Background γ-Aminobutyric acid (GABA) is well known for its inhibitory effects in the mature central nervous system (CNS). However, in developing neonatal neurons, GABA-mediated processes are excitatory rather than inhibitory. This excitatory GABAergic transmission in the neonate has been linked to critical steps in neuronal development. At a critical point in neuronal maturation, GABAergic transmission reverses from excitatory in the developing brain to inhibitory in the more mature brain. This developmental switch in GABA-regulated transmission is coupled to an induction in the expression of the neuronal chloride ion (Cl-) extruding K+/Cl− cotransporter KCC2 perinatally. As the CNS matures, expression of KCC2 increases, causing a shift in resting Cl− concentrations from highly concentrated intracellularly in immature brains to high extracellular concentrations in mature brains. Alcohol has long been known for its potentiating effects on GABAergic transmission. Furthermore, potentiation of GABAergic transmission has been linked to an increase in expression of KCC2. Thus, KCC2 is a potential target for defects seen in alcohol-exposed developing neurons. The objective was to examine the effects of alcohol exposure on developing neurons and expression of KCC2 as a possible mechanism for sequelae of fetal alcohol exposure.

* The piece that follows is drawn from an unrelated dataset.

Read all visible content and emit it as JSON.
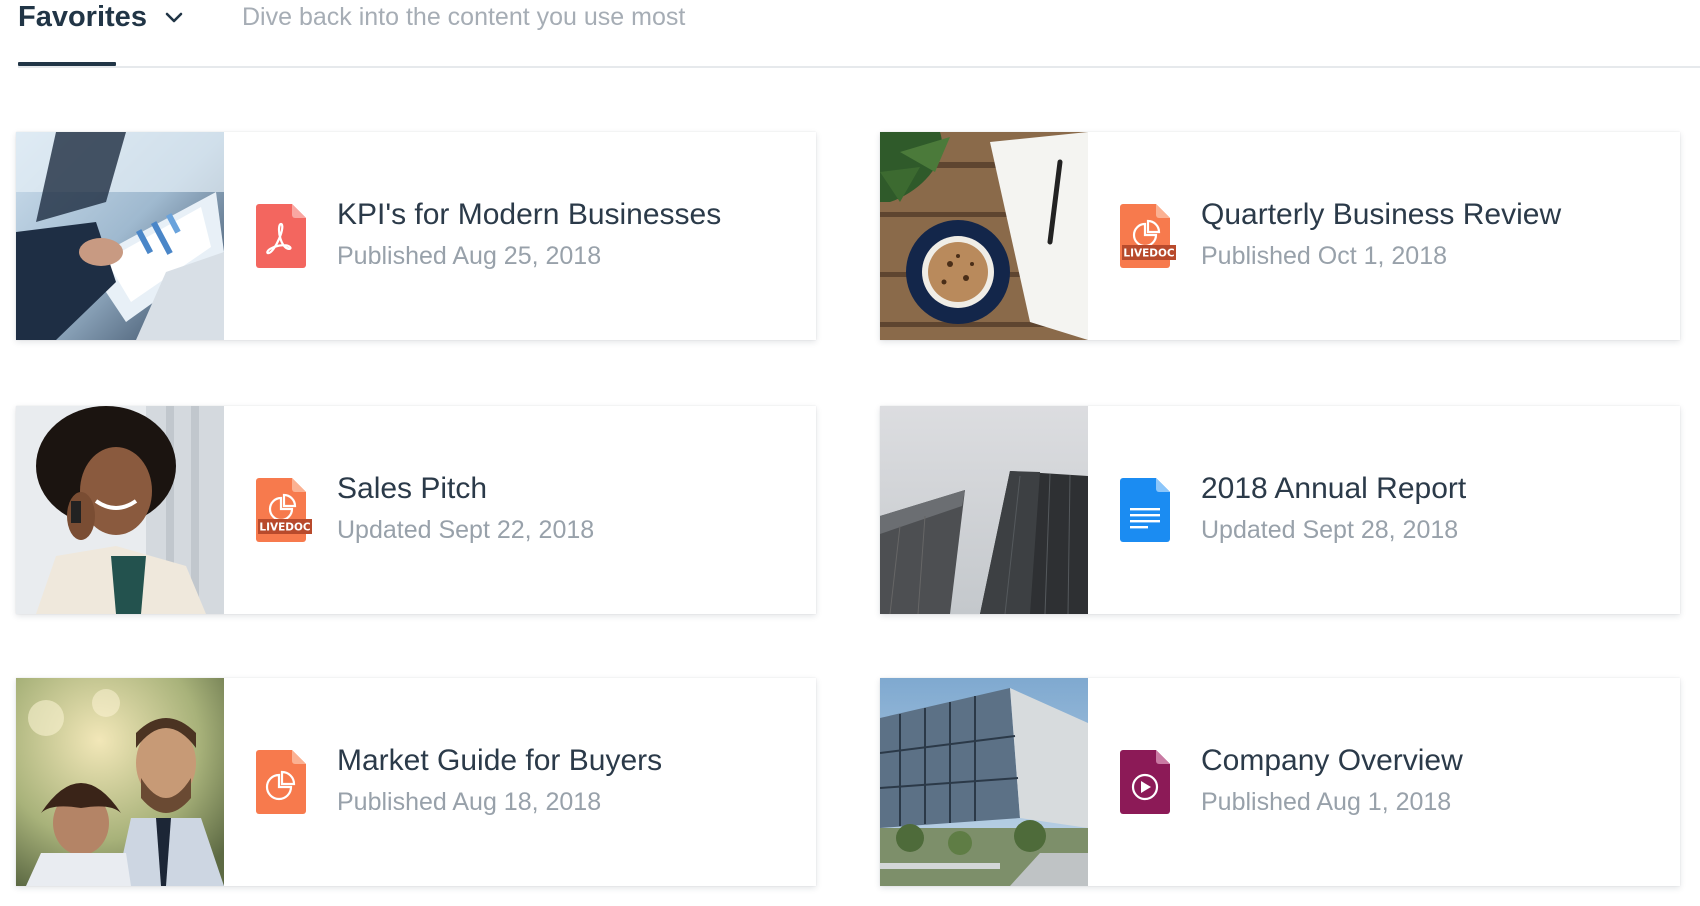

Methods Coronal brain slices from neonatal Sprague-Dawley rats were collected in consecutive days (P3, P4, P5, and P6). Right and left sister slices were randomly divided into the ethanol or control group. The EtOH slices were incubated in 50 mM EtOH + oxygenated ACSF for 4 hours; the control group was incubated in oxygenated ACSF only. Hippocampi were isolated and homogenized and a crude membrane fraction prepared by centrifugation. Western immunoblot assays were run with rabbit polyclonal anti-KCC2 antibodies. KCC2 optical density was normalized against Coomassie-stained bands.

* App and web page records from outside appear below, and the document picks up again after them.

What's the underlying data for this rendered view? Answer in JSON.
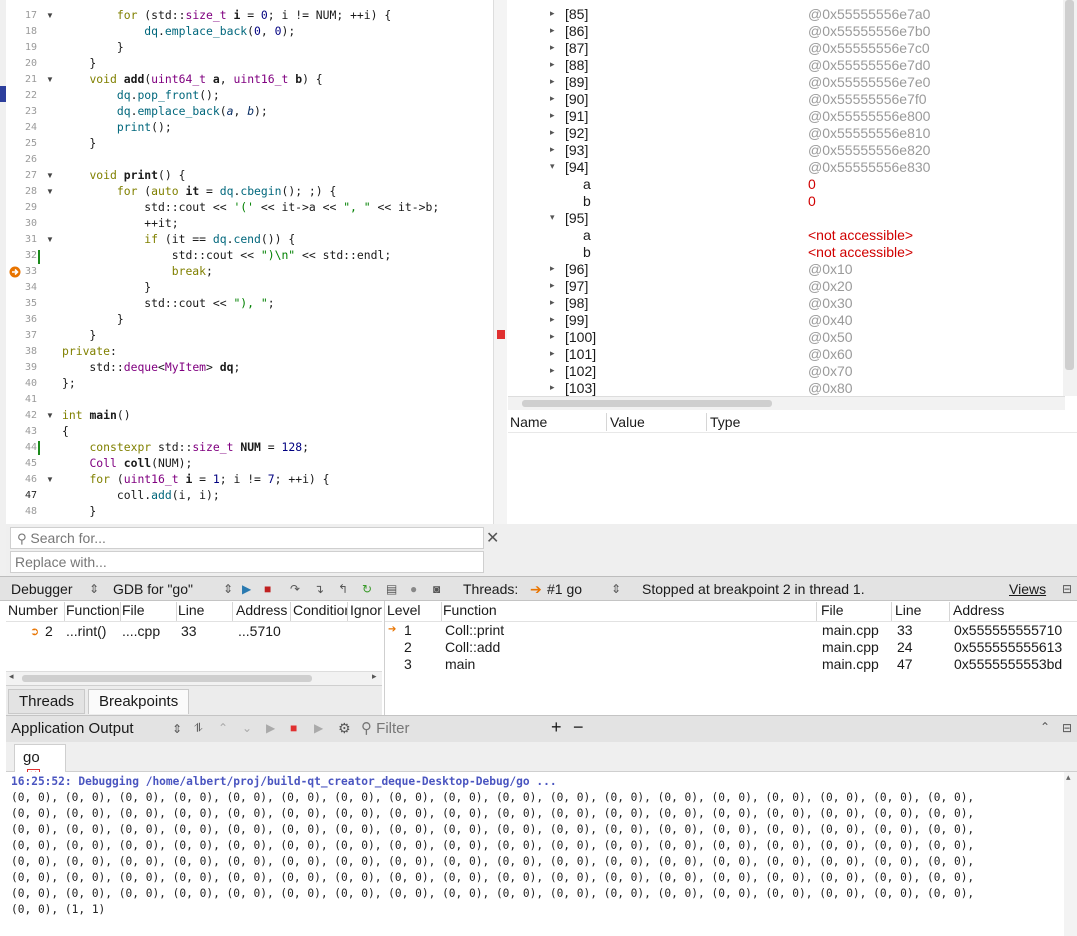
{
  "editor": {
    "lines": [
      {
        "n": "17",
        "html": "        <span class='kw'>for</span> (std::<span class='ty'>size_t</span> <span class='bd'>i</span> = <span class='nm'>0</span>; i != NUM; ++i) {"
      },
      {
        "n": "18",
        "html": "            <span class='fn'>dq</span>.<span class='fn'>emplace_back</span>(<span class='nm'>0</span>, <span class='nm'>0</span>);"
      },
      {
        "n": "19",
        "html": "        }"
      },
      {
        "n": "20",
        "html": "    }"
      },
      {
        "n": "21",
        "html": "    <span class='kw'>void</span> <span class='bd'>add</span>(<span class='ty'>uint64_t</span> <span class='bd'>a</span>, <span class='ty'>uint16_t</span> <span class='bd'>b</span>) {"
      },
      {
        "n": "22",
        "html": "        <span class='fn'>dq</span>.<span class='fn'>pop_front</span>();"
      },
      {
        "n": "23",
        "html": "        <span class='fn'>dq</span>.<span class='fn'>emplace_back</span>(<span class='it'>a</span>, <span class='it'>b</span>);"
      },
      {
        "n": "24",
        "html": "        <span class='fn'>print</span>();"
      },
      {
        "n": "25",
        "html": "    }"
      },
      {
        "n": "26",
        "html": ""
      },
      {
        "n": "27",
        "html": "    <span class='kw'>void</span> <span class='bd'>print</span>() {"
      },
      {
        "n": "28",
        "html": "        <span class='kw'>for</span> (<span class='kw'>auto</span> <span class='bd'>it</span> = <span class='fn'>dq</span>.<span class='fn'>cbegin</span>(); ;) {"
      },
      {
        "n": "29",
        "html": "            std::cout << <span class='st'>'('</span> << it->a << <span class='st'>\", \"</span> << it->b;"
      },
      {
        "n": "30",
        "html": "            ++it;"
      },
      {
        "n": "31",
        "html": "            <span class='kw'>if</span> (it == <span class='fn'>dq</span>.<span class='fn'>cend</span>()) {"
      },
      {
        "n": "32",
        "html": "                std::cout << <span class='st'>\")\\n\"</span> << std::endl;"
      },
      {
        "n": "33",
        "html": "                <span class='kw'>break</span>;"
      },
      {
        "n": "34",
        "html": "            }"
      },
      {
        "n": "35",
        "html": "            std::cout << <span class='st'>\"), \"</span>;"
      },
      {
        "n": "36",
        "html": "        }"
      },
      {
        "n": "37",
        "html": "    }"
      },
      {
        "n": "38",
        "html": "<span class='kw'>private</span>:"
      },
      {
        "n": "39",
        "html": "    std::<span class='ty'>deque</span><<span class='ty'>MyItem</span>> <span class='bd'>dq</span>;"
      },
      {
        "n": "40",
        "html": "};"
      },
      {
        "n": "41",
        "html": ""
      },
      {
        "n": "42",
        "html": "<span class='kw'>int</span> <span class='bd'>main</span>()"
      },
      {
        "n": "43",
        "html": "{"
      },
      {
        "n": "44",
        "html": "    <span class='kw'>constexpr</span> std::<span class='ty'>size_t</span> <span class='bd'>NUM</span> = <span class='nm'>128</span>;"
      },
      {
        "n": "45",
        "html": "    <span class='ty'>Coll</span> <span class='bd'>coll</span>(NUM);"
      },
      {
        "n": "46",
        "html": "    <span class='kw'>for</span> (<span class='ty'>uint16_t</span> <span class='bd'>i</span> = <span class='nm'>1</span>; i != <span class='nm'>7</span>; ++i) {"
      },
      {
        "n": "47",
        "html": "        coll.<span class='fn'>add</span>(i, i);"
      },
      {
        "n": "48",
        "html": "    }"
      }
    ]
  },
  "search": {
    "find_placeholder": "Search for...",
    "replace_placeholder": "Replace with..."
  },
  "locals": {
    "rows": [
      {
        "name": "[85]",
        "value": "@0x55555556e7a0",
        "arrow": "▸",
        "indent": 0,
        "red": false
      },
      {
        "name": "[86]",
        "value": "@0x55555556e7b0",
        "arrow": "▸",
        "indent": 0,
        "red": false
      },
      {
        "name": "[87]",
        "value": "@0x55555556e7c0",
        "arrow": "▸",
        "indent": 0,
        "red": false
      },
      {
        "name": "[88]",
        "value": "@0x55555556e7d0",
        "arrow": "▸",
        "indent": 0,
        "red": false
      },
      {
        "name": "[89]",
        "value": "@0x55555556e7e0",
        "arrow": "▸",
        "indent": 0,
        "red": false
      },
      {
        "name": "[90]",
        "value": "@0x55555556e7f0",
        "arrow": "▸",
        "indent": 0,
        "red": false
      },
      {
        "name": "[91]",
        "value": "@0x55555556e800",
        "arrow": "▸",
        "indent": 0,
        "red": false
      },
      {
        "name": "[92]",
        "value": "@0x55555556e810",
        "arrow": "▸",
        "indent": 0,
        "red": false
      },
      {
        "name": "[93]",
        "value": "@0x55555556e820",
        "arrow": "▸",
        "indent": 0,
        "red": false
      },
      {
        "name": "[94]",
        "value": "@0x55555556e830",
        "arrow": "▾",
        "indent": 0,
        "red": false
      },
      {
        "name": "a",
        "value": "0",
        "arrow": "",
        "indent": 1,
        "red": true
      },
      {
        "name": "b",
        "value": "0",
        "arrow": "",
        "indent": 1,
        "red": true
      },
      {
        "name": "[95]",
        "value": "",
        "arrow": "▾",
        "indent": 0,
        "red": false
      },
      {
        "name": "a",
        "value": "<not accessible>",
        "arrow": "",
        "indent": 1,
        "red": true
      },
      {
        "name": "b",
        "value": "<not accessible>",
        "arrow": "",
        "indent": 1,
        "red": true
      },
      {
        "name": "[96]",
        "value": "@0x10",
        "arrow": "▸",
        "indent": 0,
        "red": false
      },
      {
        "name": "[97]",
        "value": "@0x20",
        "arrow": "▸",
        "indent": 0,
        "red": false
      },
      {
        "name": "[98]",
        "value": "@0x30",
        "arrow": "▸",
        "indent": 0,
        "red": false
      },
      {
        "name": "[99]",
        "value": "@0x40",
        "arrow": "▸",
        "indent": 0,
        "red": false
      },
      {
        "name": "[100]",
        "value": "@0x50",
        "arrow": "▸",
        "indent": 0,
        "red": false
      },
      {
        "name": "[101]",
        "value": "@0x60",
        "arrow": "▸",
        "indent": 0,
        "red": false
      },
      {
        "name": "[102]",
        "value": "@0x70",
        "arrow": "▸",
        "indent": 0,
        "red": false
      },
      {
        "name": "[103]",
        "value": "@0x80",
        "arrow": "▸",
        "indent": 0,
        "red": false
      }
    ]
  },
  "expressions": {
    "col_name": "Name",
    "col_value": "Value",
    "col_type": "Type"
  },
  "toolbar": {
    "debugger_label": "Debugger",
    "engine_label": "GDB for \"go\"",
    "threads_label": "Threads:",
    "thread_value": "#1 go",
    "status": "Stopped at breakpoint 2 in thread 1.",
    "views_label": "Views"
  },
  "breakpoints": {
    "headers": [
      "Number",
      "Function",
      "File",
      "Line",
      "Address",
      "Condition",
      "Ignore"
    ],
    "row": {
      "number": "2",
      "function": "...rint()",
      "file": "....cpp",
      "line": "33",
      "address": "...5710"
    },
    "tab_threads": "Threads",
    "tab_breakpoints": "Breakpoints"
  },
  "stack": {
    "headers": [
      "Level",
      "Function",
      "File",
      "Line",
      "Address"
    ],
    "rows": [
      {
        "level": "1",
        "function": "Coll::print",
        "file": "main.cpp",
        "line": "33",
        "address": "0x555555555710"
      },
      {
        "level": "2",
        "function": "Coll::add",
        "file": "main.cpp",
        "line": "24",
        "address": "0x555555555613"
      },
      {
        "level": "3",
        "function": "main",
        "file": "main.cpp",
        "line": "47",
        "address": "0x5555555553bd"
      }
    ]
  },
  "output": {
    "pane_title": "Application Output",
    "filter_placeholder": "Filter",
    "tab_label": "go",
    "header_line": "16:25:52: Debugging /home/albert/proj/build-qt_creator_deque-Desktop-Debug/go ...",
    "lines": [
      "(0, 0), (0, 0), (0, 0), (0, 0), (0, 0), (0, 0), (0, 0), (0, 0), (0, 0), (0, 0), (0, 0), (0, 0), (0, 0), (0, 0), (0, 0), (0, 0), (0, 0), (0, 0),",
      "(0, 0), (0, 0), (0, 0), (0, 0), (0, 0), (0, 0), (0, 0), (0, 0), (0, 0), (0, 0), (0, 0), (0, 0), (0, 0), (0, 0), (0, 0), (0, 0), (0, 0), (0, 0),",
      "(0, 0), (0, 0), (0, 0), (0, 0), (0, 0), (0, 0), (0, 0), (0, 0), (0, 0), (0, 0), (0, 0), (0, 0), (0, 0), (0, 0), (0, 0), (0, 0), (0, 0), (0, 0),",
      "(0, 0), (0, 0), (0, 0), (0, 0), (0, 0), (0, 0), (0, 0), (0, 0), (0, 0), (0, 0), (0, 0), (0, 0), (0, 0), (0, 0), (0, 0), (0, 0), (0, 0), (0, 0),",
      "(0, 0), (0, 0), (0, 0), (0, 0), (0, 0), (0, 0), (0, 0), (0, 0), (0, 0), (0, 0), (0, 0), (0, 0), (0, 0), (0, 0), (0, 0), (0, 0), (0, 0), (0, 0),",
      "(0, 0), (0, 0), (0, 0), (0, 0), (0, 0), (0, 0), (0, 0), (0, 0), (0, 0), (0, 0), (0, 0), (0, 0), (0, 0), (0, 0), (0, 0), (0, 0), (0, 0), (0, 0),",
      "(0, 0), (0, 0), (0, 0), (0, 0), (0, 0), (0, 0), (0, 0), (0, 0), (0, 0), (0, 0), (0, 0), (0, 0), (0, 0), (0, 0), (0, 0), (0, 0), (0, 0), (0, 0),",
      "(0, 0), (1, 1)"
    ]
  },
  "colors": {
    "accent": "#2c3e9c",
    "error_red": "#d00000",
    "stop_red": "#e03030",
    "breakpoint_orange": "#e87400"
  }
}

Results In vitro EtOH exposure significantly decreased KCC2 protein levels in membrane preparations of microdissected hippocampi compared with control.
Conclusion Despite the initial hypothesis that EtOH, given its GABA-potentiating effects, would increase the expression of KCC2 altering the critical timetable in neuronal development, the results indicated the contrary. This finding appears to contradict previous data demonstrating that enhanced potentiation of GABAergic activity elevates KCC2 expression in immature neurons. Therefore, EtOH might be regulating the expression of KCC2 via other mechanisms, possibly via mechanisms similar to those induced after excessive excitatory activity or neuronal cell injury in the adult CNS.
Statistics from Altmetric.com
If you wish to reuse any or all of this article please use the link below which will take you to the Copyright Clearance Center’s RightsLink service. You will be able to get a quick price and instant permission to reuse the content in many different ways.